Carrillo breaks “strategic partners” into three categories:
1. Influencers: Individuals or companies that can bring you referrals and leads, and vice versa. These individuals influence the same target audience as you do. (Examples include financial planners, tax service providers, and — if your target is the Latino market, for example — immigration attorneys.)
2. Service providers: Individuals and companies that bring auxiliary services in a real estate transaction. These partnerships often revolve around the transaction itself. (Examples include home inspectors, pest exterminators, lenders, and staging professionals.)
3. Affinity partners: Companies with which you arrange formal relationships with so you can be considered the “provider of choice”; these arrangements usually require a competitive process. (Examples include credit unions, hospitals, and medical centers — which sometimes have initiatives to promote quality housing for good health — or community redevelopment programs that may be looking for partners to offer relocation assistance.)
The key is to make sure you’re aligning with someone who shares the same value propositions as you, according to the Gonzales Group, which provides resources and products for real estate brokerages and individuals that aim to help increase sales and implement more effective business strategies.
So what influencers, service providers, and affinity partners should you target in your market? Consider the following:
• What customer segment are you targeting in your business (such as first-time home buyers, Latino market, etc.)?
• What are the key resources your customer segment needs?
• What local businesses in your area are also targeting that same customer and providing these resources to them?
• What is the reputation of those businesses? When aligning with others, you want to make sure to do your homework: Check their references, the Better Business Bureau, and Google to see what customers are saying about them. You don’t want to risk recommending a professional to your client who doesn’t provide quality service — it’ll reflect poorly on you.
Don’t Break the Rules

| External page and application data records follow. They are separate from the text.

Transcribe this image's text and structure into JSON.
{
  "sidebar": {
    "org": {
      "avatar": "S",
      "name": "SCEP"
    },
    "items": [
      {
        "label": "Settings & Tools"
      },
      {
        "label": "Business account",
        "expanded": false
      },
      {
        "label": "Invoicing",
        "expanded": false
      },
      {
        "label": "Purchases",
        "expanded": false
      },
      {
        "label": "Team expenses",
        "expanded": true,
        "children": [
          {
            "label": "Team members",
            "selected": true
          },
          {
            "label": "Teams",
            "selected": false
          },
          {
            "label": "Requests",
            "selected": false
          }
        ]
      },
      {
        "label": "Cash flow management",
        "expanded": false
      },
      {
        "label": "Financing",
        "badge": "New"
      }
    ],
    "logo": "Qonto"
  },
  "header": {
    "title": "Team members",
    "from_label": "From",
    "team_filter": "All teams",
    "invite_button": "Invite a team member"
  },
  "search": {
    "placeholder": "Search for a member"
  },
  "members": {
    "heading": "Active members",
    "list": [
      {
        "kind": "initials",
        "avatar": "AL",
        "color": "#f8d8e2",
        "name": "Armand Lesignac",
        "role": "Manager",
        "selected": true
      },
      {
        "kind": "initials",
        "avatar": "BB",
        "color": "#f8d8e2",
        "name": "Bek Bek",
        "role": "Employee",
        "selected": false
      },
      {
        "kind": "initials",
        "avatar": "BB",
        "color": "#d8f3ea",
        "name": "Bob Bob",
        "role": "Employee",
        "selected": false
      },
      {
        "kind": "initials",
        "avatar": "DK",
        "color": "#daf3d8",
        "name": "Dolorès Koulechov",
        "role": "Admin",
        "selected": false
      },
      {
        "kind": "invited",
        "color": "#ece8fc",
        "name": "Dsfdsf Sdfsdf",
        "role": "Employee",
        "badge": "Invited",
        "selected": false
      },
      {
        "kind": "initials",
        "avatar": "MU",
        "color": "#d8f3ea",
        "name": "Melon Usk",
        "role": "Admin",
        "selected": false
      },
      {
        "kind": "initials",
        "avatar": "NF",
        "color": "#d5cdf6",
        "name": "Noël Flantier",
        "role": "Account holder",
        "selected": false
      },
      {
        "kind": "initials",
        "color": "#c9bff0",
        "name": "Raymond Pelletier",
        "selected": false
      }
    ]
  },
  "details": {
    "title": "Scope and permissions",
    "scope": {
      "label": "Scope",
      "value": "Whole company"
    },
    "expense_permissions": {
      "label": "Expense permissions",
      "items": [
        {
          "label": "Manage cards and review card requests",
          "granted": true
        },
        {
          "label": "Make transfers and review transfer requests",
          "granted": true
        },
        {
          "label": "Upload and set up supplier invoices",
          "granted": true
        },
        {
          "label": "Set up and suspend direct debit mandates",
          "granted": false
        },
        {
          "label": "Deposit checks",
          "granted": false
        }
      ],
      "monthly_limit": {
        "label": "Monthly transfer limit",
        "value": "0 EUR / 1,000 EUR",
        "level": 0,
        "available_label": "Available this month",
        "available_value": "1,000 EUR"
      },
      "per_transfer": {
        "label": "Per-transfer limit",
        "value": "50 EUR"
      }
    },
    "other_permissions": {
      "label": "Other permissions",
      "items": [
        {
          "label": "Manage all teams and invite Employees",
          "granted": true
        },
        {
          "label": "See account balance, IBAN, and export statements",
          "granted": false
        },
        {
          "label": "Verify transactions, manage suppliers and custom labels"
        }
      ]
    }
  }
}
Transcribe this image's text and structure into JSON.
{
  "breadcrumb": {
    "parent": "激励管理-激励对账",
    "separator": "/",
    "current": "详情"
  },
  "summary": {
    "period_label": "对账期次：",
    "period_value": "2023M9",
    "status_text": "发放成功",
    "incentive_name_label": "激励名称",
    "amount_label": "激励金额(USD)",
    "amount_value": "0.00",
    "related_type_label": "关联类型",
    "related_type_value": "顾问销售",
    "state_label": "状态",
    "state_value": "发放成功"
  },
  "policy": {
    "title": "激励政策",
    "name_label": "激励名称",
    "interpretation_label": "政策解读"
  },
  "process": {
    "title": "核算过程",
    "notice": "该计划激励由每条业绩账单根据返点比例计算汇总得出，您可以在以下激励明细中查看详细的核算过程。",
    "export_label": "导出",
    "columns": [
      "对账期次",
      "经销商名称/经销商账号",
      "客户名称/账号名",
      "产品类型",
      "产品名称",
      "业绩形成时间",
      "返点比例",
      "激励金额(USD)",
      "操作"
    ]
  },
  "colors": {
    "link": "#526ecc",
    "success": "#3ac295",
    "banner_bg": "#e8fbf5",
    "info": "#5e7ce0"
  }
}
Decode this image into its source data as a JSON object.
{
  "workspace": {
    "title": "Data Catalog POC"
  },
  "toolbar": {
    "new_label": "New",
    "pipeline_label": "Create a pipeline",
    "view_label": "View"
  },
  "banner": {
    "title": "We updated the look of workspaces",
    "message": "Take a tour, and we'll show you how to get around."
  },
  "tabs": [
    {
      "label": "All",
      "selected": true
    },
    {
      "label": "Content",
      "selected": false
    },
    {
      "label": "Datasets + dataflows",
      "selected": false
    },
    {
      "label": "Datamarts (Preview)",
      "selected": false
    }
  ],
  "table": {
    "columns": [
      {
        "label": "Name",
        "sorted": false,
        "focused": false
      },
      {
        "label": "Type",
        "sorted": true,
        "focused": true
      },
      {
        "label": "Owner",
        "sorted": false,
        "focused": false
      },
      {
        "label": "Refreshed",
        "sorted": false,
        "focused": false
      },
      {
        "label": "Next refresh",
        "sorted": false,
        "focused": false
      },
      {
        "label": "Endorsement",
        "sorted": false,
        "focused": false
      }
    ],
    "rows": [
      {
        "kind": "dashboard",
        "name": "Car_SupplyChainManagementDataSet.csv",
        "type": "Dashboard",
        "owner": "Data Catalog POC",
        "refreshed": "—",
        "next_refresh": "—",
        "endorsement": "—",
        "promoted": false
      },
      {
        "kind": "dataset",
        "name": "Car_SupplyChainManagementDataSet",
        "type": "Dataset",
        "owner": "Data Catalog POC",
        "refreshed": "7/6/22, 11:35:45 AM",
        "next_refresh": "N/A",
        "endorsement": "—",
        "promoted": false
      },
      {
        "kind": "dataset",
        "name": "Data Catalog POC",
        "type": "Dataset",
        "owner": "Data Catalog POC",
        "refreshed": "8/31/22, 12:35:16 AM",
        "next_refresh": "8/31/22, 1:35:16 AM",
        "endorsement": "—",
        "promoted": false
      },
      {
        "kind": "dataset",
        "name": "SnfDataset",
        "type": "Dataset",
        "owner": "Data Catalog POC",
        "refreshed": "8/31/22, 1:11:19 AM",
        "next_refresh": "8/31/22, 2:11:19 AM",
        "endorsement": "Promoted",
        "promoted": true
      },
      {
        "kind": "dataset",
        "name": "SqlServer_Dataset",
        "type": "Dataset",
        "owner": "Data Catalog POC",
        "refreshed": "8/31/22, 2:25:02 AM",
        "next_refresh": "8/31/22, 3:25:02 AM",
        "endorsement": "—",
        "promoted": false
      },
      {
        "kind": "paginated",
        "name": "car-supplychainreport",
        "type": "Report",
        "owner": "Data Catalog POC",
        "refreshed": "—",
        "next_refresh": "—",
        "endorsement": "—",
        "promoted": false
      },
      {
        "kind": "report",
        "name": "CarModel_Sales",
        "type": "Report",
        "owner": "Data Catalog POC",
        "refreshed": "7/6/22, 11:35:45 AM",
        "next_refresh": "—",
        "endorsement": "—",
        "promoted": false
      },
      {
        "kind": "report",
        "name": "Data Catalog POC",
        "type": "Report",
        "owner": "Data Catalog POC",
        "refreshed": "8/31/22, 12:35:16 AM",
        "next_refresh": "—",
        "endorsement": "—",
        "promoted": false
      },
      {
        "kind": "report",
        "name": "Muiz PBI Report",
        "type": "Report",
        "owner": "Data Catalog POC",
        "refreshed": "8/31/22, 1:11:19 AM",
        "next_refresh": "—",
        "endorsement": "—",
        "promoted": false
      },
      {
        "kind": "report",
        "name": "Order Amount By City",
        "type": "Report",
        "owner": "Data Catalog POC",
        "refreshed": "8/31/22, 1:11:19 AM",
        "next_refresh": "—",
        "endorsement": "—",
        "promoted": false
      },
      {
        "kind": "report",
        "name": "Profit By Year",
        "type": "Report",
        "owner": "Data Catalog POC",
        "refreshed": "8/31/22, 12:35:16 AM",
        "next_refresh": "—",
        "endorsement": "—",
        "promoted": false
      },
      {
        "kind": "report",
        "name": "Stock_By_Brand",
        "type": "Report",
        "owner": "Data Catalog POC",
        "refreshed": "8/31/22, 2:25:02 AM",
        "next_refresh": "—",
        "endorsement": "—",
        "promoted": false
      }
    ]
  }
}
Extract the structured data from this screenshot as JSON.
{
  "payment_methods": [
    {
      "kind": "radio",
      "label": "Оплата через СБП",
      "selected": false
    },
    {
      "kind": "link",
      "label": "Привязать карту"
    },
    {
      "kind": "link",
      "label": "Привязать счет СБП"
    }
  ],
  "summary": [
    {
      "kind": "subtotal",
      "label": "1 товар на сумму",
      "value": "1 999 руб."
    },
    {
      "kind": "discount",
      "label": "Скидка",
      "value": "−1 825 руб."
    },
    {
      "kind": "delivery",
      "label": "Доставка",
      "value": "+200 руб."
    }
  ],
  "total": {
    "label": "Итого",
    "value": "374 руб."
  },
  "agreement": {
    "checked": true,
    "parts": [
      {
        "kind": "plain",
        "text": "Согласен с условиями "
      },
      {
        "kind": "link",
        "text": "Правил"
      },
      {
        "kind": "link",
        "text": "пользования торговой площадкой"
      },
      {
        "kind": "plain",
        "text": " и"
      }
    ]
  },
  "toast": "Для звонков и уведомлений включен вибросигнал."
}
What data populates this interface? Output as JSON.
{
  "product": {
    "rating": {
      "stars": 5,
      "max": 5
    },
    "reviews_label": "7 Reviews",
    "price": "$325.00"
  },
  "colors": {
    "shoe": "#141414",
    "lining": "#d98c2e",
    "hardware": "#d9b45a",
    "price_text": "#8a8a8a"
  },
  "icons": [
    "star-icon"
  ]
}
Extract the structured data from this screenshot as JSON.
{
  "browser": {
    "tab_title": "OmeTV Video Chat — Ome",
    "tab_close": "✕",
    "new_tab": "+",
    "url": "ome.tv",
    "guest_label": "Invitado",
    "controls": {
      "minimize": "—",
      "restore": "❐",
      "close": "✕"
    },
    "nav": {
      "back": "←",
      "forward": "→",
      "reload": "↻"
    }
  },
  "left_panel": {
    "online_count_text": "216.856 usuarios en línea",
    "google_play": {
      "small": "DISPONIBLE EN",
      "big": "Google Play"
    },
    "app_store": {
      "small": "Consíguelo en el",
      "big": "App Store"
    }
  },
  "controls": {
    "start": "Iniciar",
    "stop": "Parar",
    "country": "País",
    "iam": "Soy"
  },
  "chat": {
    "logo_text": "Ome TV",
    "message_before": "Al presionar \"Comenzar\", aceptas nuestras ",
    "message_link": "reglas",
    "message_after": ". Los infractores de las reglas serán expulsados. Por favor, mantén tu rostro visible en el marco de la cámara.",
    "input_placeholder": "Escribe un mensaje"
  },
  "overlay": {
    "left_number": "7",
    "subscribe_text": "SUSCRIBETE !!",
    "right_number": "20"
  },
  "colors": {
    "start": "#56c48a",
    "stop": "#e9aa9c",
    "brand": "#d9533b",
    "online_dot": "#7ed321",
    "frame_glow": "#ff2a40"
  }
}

Besides making sure that you are recommending professionals who provide quality service to clients, you also want to make sure your partnership agreements don’t overstep any rules. Remember, Section 8 of the Real Estate Settlement Procedures Act (RESPA) “prohibits anyone from giving or accepting a fee, kickback, or anything of value in exchange for referrals of settlement service business involving a federally related mortgage loan.” (Read more.)
Exploit Your Network!
Expanding your network isn’t just for generating referrals. It also serves as a smart marketing strategy for getting past clients coming back to you.
Carol Lee Cikanek, ABR, with Coldwell Banker’s Hinsdale Village Office in Hinsdale, Ill., makes a point to promote her referral network to her clients so they know her as a go-to resource who can connect them with local experts in various fields, whether it’s getting a free consultation with an architect for her clients who want to remodel a home or talking with the city’s building commissioner on whether a fence is allowed in an area. In her newsletters to past clients, she’ll include reminders that she’s connected nationally and internationally and can personally handle their referrals.
“I go out of the way to advertise that. Otherwise, no one would know,” she says. “It’s all part of building relationships. Those people remember you and, when they run into people who need help, it’s your name they’ll throw out.”